Vision changes are common as you get older, but if you experience a sudden change in vision in one eye, you should have it evaluated immediately. While your vision changes may be due to many causes, it’s possible that you have a macular hole. The board-certified retinal specialists at Retina Associates of New York have expertise diagnosing and managing macular holes and can provide the care you need. These dedicated physicians serve New York City from three locations: Upper East Side, Manhattan; Forest Hills, Queens; and New Rochelle. For an evaluation, call the office nearest you today or book an appointment online.
The macular is a small spot in the center of your retina that is responsible for the detailed vision you need for reading and driving. As the name suggests, a macular hole is defect in this area that results in visual distortion or loss of vision.
The degree of vision changes caused by a macular hole may depend on the severity of the hole and its exact location. In its advanced stages, a macular hole may require surgical repair.
You may develop a macular hole from the excessive pulling that occurs when the vitreous humor, the jelly-like substance in your eye, liquifies. This is usually the result of aging, but may be advanced by such conditions as trauma or inflammation. Your risk of developing a macular hole increases as you get older and the holes tend to occur in women more often than men.
The extent of your symptoms from a macular hole depends on the stage and location of the hole. Common symptoms include:
If you’re experiencing these vision changes, contact Retina Associates of New York today for an evaluation.
While some macular holes can heal on their own without treatment, most require surgery. Your physician at Retina Associates of New York will help determine the best type of treatment for you.
During the surgical procedure, known as a vitrectomy, your specialist at Retina Associates of New York removes the vitreous gel to prevent further pulling on your retina. Your specialist then replaces your vitreous gel with a gas bubble to push the edges of the hole together. After surgery, your physician may ask you to remain in a face-down position for several days to allow the bubble to press on your macula, be reabsorbed, and seal the hole.
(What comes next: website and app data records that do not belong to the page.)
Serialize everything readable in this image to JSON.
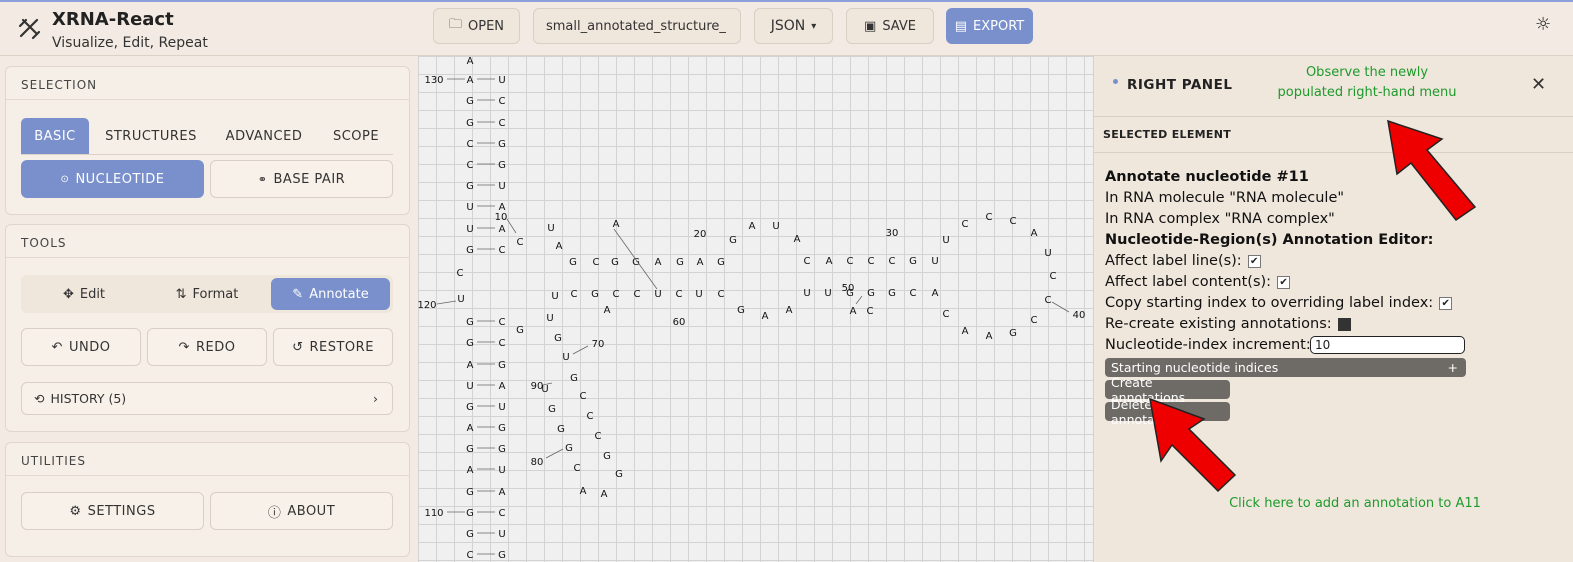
{
  "app": {
    "title": "XRNA-React",
    "subtitle": "Visualize, Edit, Repeat",
    "logo_icon": "xrna-logo-icon"
  },
  "toolbar": {
    "open_label": "OPEN",
    "filename_value": "small_annotated_structure_",
    "format_value": "JSON",
    "save_label": "SAVE",
    "export_label": "EXPORT",
    "theme_icon": "sun-icon"
  },
  "selection": {
    "title": "SELECTION",
    "tabs": [
      {
        "label": "BASIC",
        "active": true
      },
      {
        "label": "STRUCTURES",
        "active": false
      },
      {
        "label": "ADVANCED",
        "active": false
      },
      {
        "label": "SCOPE",
        "active": false
      }
    ],
    "nucleotide_label": "NUCLEOTIDE",
    "base_pair_label": "BASE PAIR"
  },
  "tools": {
    "title": "TOOLS",
    "modes": [
      {
        "label": "Edit",
        "icon": "move-icon",
        "active": false
      },
      {
        "label": "Format",
        "icon": "format-icon",
        "active": false
      },
      {
        "label": "Annotate",
        "icon": "pencil-icon",
        "active": true
      }
    ],
    "undo_label": "UNDO",
    "redo_label": "REDO",
    "restore_label": "RESTORE",
    "history_label": "HISTORY (5)"
  },
  "utilities": {
    "title": "UTILITIES",
    "settings_label": "SETTINGS",
    "about_label": "ABOUT"
  },
  "canvas": {
    "labels": [
      "130",
      "120",
      "110",
      "90",
      "80",
      "70",
      "60",
      "50",
      "40",
      "30",
      "20",
      "10"
    ]
  },
  "right_panel": {
    "title": "RIGHT PANEL",
    "section": "SELECTED ELEMENT",
    "heading": "Annotate nucleotide #11",
    "molecule": "In RNA molecule \"RNA molecule\"",
    "complex": "In RNA complex \"RNA complex\"",
    "editor_heading": "Nucleotide-Region(s) Annotation Editor:",
    "options": [
      {
        "label": "Affect label line(s):",
        "checked": true
      },
      {
        "label": "Affect label content(s):",
        "checked": true
      },
      {
        "label": "Copy starting index to overriding label index:",
        "checked": true
      },
      {
        "label": "Re-create existing annotations:",
        "checked": false
      }
    ],
    "increment_label": "Nucleotide-index increment:",
    "increment_value": "10",
    "starting_indices_label": "Starting nucleotide indices",
    "plus_symbol": "+",
    "create_label": "Create annotations",
    "delete_label": "Delete annotations"
  },
  "annotations": {
    "top_note_line1": "Observe the newly",
    "top_note_line2": "populated right-hand menu",
    "bottom_note": "Click here to add an annotation to A11",
    "arrow_color": "#ee0000",
    "note_color": "#1f9a2c"
  }
}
For diagnosis and management of all your visual and eye concerns, call Retina Associates of New York today or book an appointment online.